The US agency that oversees immigration applications has hired dozens of new attorneys and officials to go after immigrants suspected of obtaining their citizenship illegally.
L Francis Cissna, the director of US Citizenship and Immigration Services (USCIS), said his department was staffing up to target people who had used fake identities to get green cards and become naturalised citizens after previously being ordered deported.
The agency will refer these cases to the Department of Justice, whose attorneys will attempt to strip these people of their citizenship through the courts, Mr Cissna said – a process known as “denaturalisation”. They may also press criminal charges.
“We finally have a process in place to get to the bottom of all these bad cases and start denaturalising people who should not have been naturalized in the first place,” he told the Associated Press.
At least 858 immigrants were granted citizenship after being previously deported under different names, according to a 2016 inspector general report. The Department of Justice has filed only 305 civil denaturalisation cases since 1990, according to statistics obtained by Kansas immigration attorney Matthew Hoppock.

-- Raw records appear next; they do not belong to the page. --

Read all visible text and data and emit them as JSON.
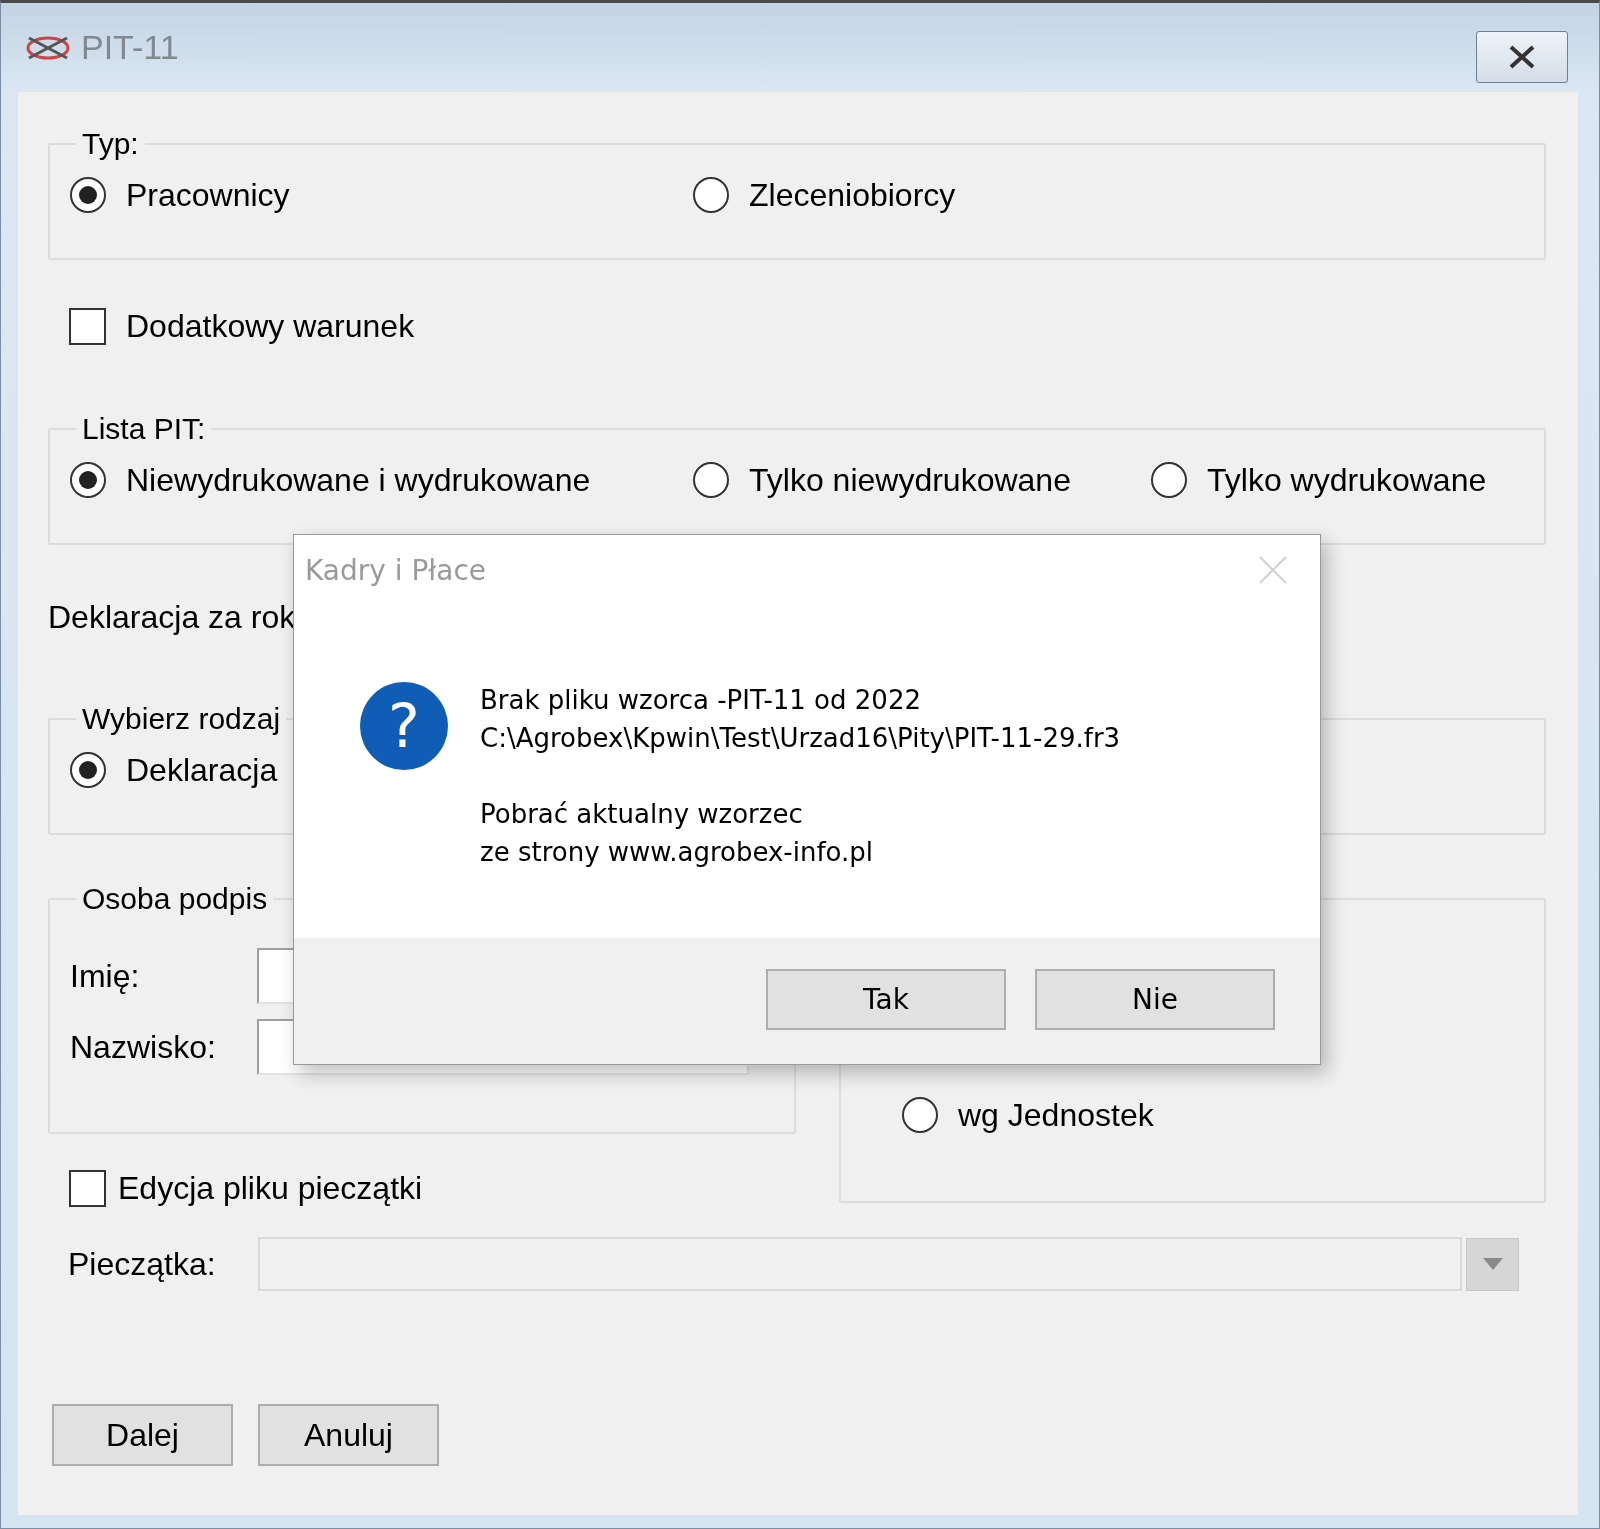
{
  "window": {
    "title": "PIT-11"
  },
  "typ": {
    "label": "Typ:",
    "options": [
      {
        "label": "Pracownicy",
        "selected": true
      },
      {
        "label": "Zleceniobiorcy",
        "selected": false
      }
    ]
  },
  "dodatkowy_warunek": {
    "label": "Dodatkowy warunek",
    "checked": false
  },
  "lista_pit": {
    "label": "Lista PIT:",
    "options": [
      {
        "label": "Niewydrukowane i wydrukowane",
        "selected": true
      },
      {
        "label": "Tylko niewydrukowane",
        "selected": false
      },
      {
        "label": "Tylko wydrukowane",
        "selected": false
      }
    ]
  },
  "deklaracja_za_rok": {
    "label": "Deklaracja za rok"
  },
  "wybierz_rodzaj": {
    "label": "Wybierz rodzaj",
    "options": [
      {
        "label": "Deklaracja",
        "selected": true
      }
    ]
  },
  "osoba_podpisu": {
    "label": "Osoba podpis",
    "fields": [
      {
        "label": "Imię:"
      },
      {
        "label": "Nazwisko:"
      }
    ]
  },
  "group_2": {
    "options": [
      {
        "label": "wg Jednostek",
        "selected": false
      }
    ]
  },
  "edycja_pliku": {
    "label": "Edycja pliku pieczątki",
    "checked": false
  },
  "pieczatka": {
    "label": "Pieczątka:",
    "disabled": true
  },
  "buttons": [
    "Dalej",
    "Anuluj"
  ],
  "dialog": {
    "title": "Kadry i Płace",
    "icon_glyph": "?",
    "paragraphs": [
      [
        "Brak pliku wzorca -PIT-11 od 2022",
        "C:\\Agrobex\\Kpwin\\Test\\Urzad16\\Pity\\PIT-11-29.fr3"
      ],
      [
        "Pobrać aktualny wzorzec",
        "ze strony www.agrobex-info.pl"
      ]
    ],
    "buttons": [
      "Tak",
      "Nie"
    ]
  }
}
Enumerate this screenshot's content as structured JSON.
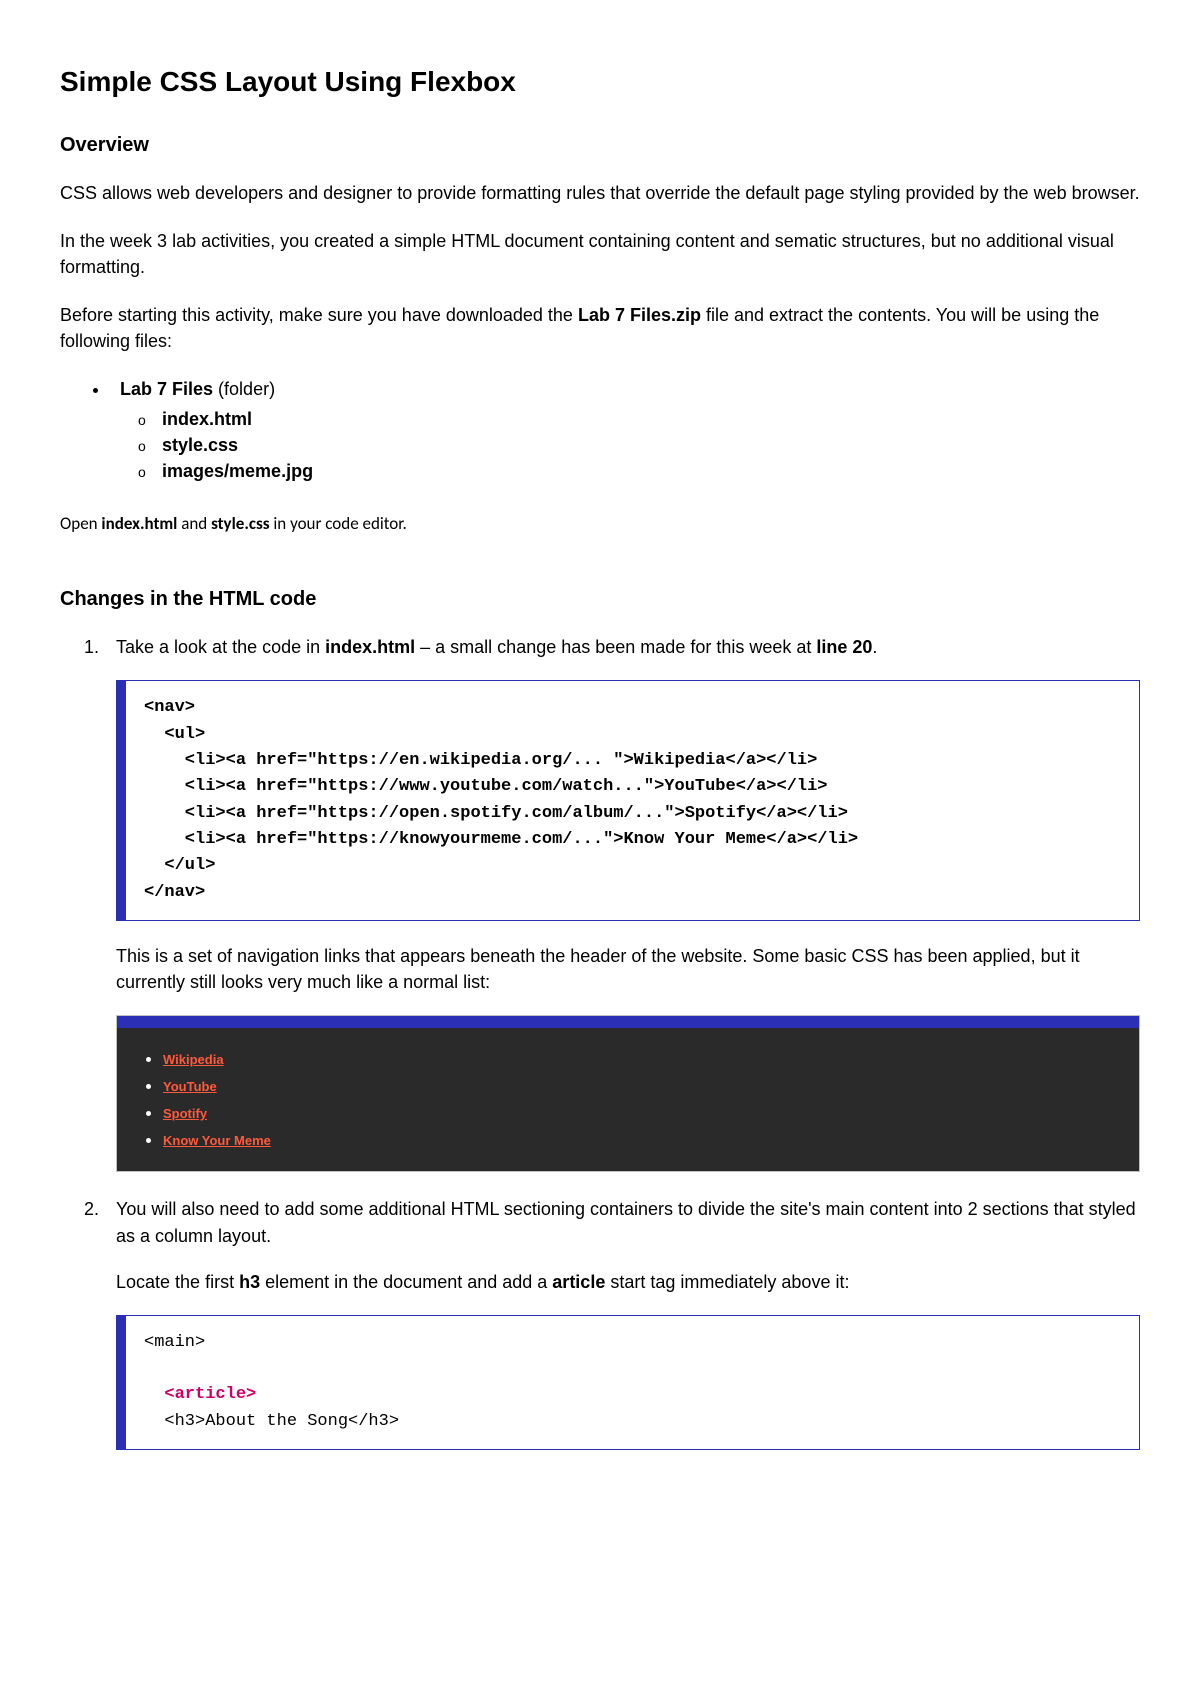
{
  "title": "Simple CSS Layout Using Flexbox",
  "overview": {
    "heading": "Overview",
    "p1": "CSS allows web developers and designer to provide formatting rules that override the default page styling provided by the web browser.",
    "p2": "In the week 3 lab activities, you created a simple HTML document containing content and sematic structures, but no additional visual formatting.",
    "p3_a": "Before starting this activity, make sure you have downloaded the ",
    "p3_b": "Lab 7 Files.zip",
    "p3_c": " file and extract the contents. You will be using the following files:",
    "folder_label": "Lab 7 Files",
    "folder_suffix": " (folder)",
    "file1": "index.html",
    "file2": "style.css",
    "file3": "images/meme.jpg",
    "open_a": "Open ",
    "open_b": "index.html",
    "open_c": " and ",
    "open_d": "style.css",
    "open_e": " in your code editor."
  },
  "changes": {
    "heading": "Changes in the HTML code",
    "step1_a": "Take a look at the code in ",
    "step1_b": "index.html",
    "step1_c": " – a small change has been made for this week at ",
    "step1_d": "line 20",
    "step1_e": ".",
    "code1": "<nav>\n  <ul>\n    <li><a href=\"https://en.wikipedia.org/... \">Wikipedia</a></li>\n    <li><a href=\"https://www.youtube.com/watch...\">YouTube</a></li>\n    <li><a href=\"https://open.spotify.com/album/...\">Spotify</a></li>\n    <li><a href=\"https://knowyourmeme.com/...\">Know Your Meme</a></li>\n  </ul>\n</nav>",
    "step1_after": "This is a set of navigation links that appears beneath the header of the website. Some basic CSS has been applied, but it currently still looks very much like a normal list:",
    "navlinks": {
      "l1": "Wikipedia",
      "l2": "YouTube",
      "l3": "Spotify",
      "l4": "Know Your Meme"
    },
    "step2_p1": "You will also need to add some additional HTML sectioning containers to divide the site's main content into 2 sections that styled as a column layout.",
    "step2_p2_a": "Locate the first ",
    "step2_p2_b": "h3",
    "step2_p2_c": " element in the document and add a ",
    "step2_p2_d": "article",
    "step2_p2_e": " start tag immediately above it:",
    "code2_line1": "<main>",
    "code2_line2": "  <article>",
    "code2_line3": "  <h3>About the Song</h3>"
  }
}
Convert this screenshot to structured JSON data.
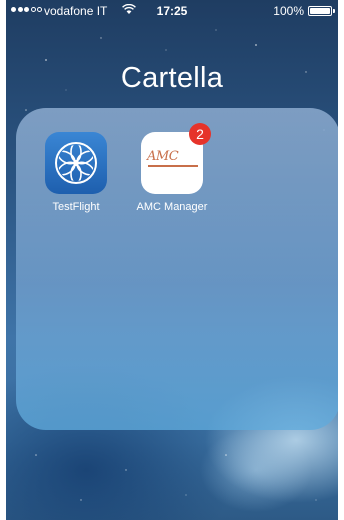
{
  "status_bar": {
    "carrier": "vodafone IT",
    "time": "17:25",
    "battery_percent": "100%",
    "signal_bars_filled": 3,
    "signal_bars_total": 5,
    "battery_level": 1.0
  },
  "folder": {
    "title": "Cartella",
    "apps": [
      {
        "label": "TestFlight",
        "icon": "testflight-icon",
        "badge": ""
      },
      {
        "label": "AMC Manager",
        "icon": "amc-manager-icon",
        "icon_text": "AMC",
        "badge": "2"
      }
    ]
  },
  "colors": {
    "badge": "#e6332a",
    "testflight_blue": "#2a72c2",
    "amc_brand": "#c86f4a"
  }
}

David Leopold, an Ohio-based immigration attorney, said these statistics prove that the naturalisation of citizens under fake identities is not a widespread problem. The citizenship application process, he said, already has multiple checks in place for catching false documents and applications.
USCIS’s new policy, he added, “only serves the purpose of this administration to put a question mark next to every immigrant”.
“They’re trying to conflate crime and immigration, and this is just the next step,” he told The Independent.
Mr Leopold also noted that denaturalisation is a civil proceeding, not a criminal one, in which the accused is not guaranteed a lawyer to defend them. He feared some immigrants might offer to give up their citizenship rather than take on the US government in court alone.
“It puts the government in a position where they can coerce people into giving up their citizenship,” he said.
Michael Bars, a USCIS spokesman, said the new efforts will be based out of the agency’s office in southern California. Officials will only refer cases to the Justice Department in which people who had been ordered removed “intentionally use multiple identities in order to defraud the government and the American people to obtain citizenship”.
“As a critical part of the USCIS mission, USCIS strives to combat instances of fraud, abuse and other nefarious activities threatening the integrity of our nation’s immigration system and its faithful execution under the rule of law,” Mr Bars said.
Just this month, a US citizen born in Haiti was ordered denaturalised after applying for and receiving US citizenship under a fake identity. Prosecutors said Enite Alindor applied for asylum under a fake name in 1997, after an application under her legal name was denied. She was naturalised as a citizen in 2012.
Ms Alinor was sentenced to five months in federal prison for making false statements in a matter relating to naturalisation and citizenship last week.
“Citizenship is the greatest immigration benefit our country can bestow,” James C Spero, the Tampa special agent in charge, said at the time. “HSI and our partners, like USCIS, will continue working together to protect the integrity of our legal immigration system and the opportunities it provides.”
The changes at USCIS come as the Trump administration steps up its war on illegal immigration, sending federal troops to the border and announcing a new policy that will result in more immigrant families being separated upon entry.
This week, Attorney General Jeff Sessions announced that domestic violence and gang violence would no longer be considered grounds for asylum. Advocates estimated the decision could result in tens of thousands of immigrants being denied protection.
“This is an all-out war on immigrants,” Mr Leopold said. “Whether they’ve come here without documents, whether they obtain their documents while they are here, or now, whether they are US citizens.”